■ **Task objective**: For the records that follow, say how many lines have the word "icon" in them. Write the number and nothing more.

[Page and application data records]
══════════

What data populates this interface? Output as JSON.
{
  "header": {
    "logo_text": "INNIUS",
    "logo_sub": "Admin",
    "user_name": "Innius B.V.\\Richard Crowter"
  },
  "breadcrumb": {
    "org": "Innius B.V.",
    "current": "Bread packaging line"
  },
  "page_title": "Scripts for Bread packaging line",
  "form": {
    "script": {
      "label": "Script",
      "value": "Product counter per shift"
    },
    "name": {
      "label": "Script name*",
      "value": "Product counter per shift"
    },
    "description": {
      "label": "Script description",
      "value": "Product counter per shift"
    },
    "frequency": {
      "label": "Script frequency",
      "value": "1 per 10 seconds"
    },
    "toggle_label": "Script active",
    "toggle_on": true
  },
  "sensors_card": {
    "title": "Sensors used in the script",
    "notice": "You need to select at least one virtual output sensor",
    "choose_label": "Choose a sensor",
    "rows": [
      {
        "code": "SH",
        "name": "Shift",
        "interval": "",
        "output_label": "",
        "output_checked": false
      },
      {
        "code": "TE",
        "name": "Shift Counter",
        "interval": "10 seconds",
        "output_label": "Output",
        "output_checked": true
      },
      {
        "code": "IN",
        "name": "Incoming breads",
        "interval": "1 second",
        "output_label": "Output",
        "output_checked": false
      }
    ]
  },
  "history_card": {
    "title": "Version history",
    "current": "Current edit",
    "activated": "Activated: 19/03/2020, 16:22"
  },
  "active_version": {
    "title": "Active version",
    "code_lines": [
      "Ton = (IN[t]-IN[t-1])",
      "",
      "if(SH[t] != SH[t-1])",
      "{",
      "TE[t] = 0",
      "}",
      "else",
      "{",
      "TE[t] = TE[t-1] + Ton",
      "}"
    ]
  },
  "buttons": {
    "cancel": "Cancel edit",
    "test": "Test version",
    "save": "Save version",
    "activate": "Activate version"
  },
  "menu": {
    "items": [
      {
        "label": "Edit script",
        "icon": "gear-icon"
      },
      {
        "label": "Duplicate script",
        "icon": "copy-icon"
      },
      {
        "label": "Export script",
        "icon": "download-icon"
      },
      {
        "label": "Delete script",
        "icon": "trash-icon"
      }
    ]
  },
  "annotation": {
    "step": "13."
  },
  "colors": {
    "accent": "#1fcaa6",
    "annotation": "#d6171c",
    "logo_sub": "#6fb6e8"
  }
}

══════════

■ **Exercise answer**: 4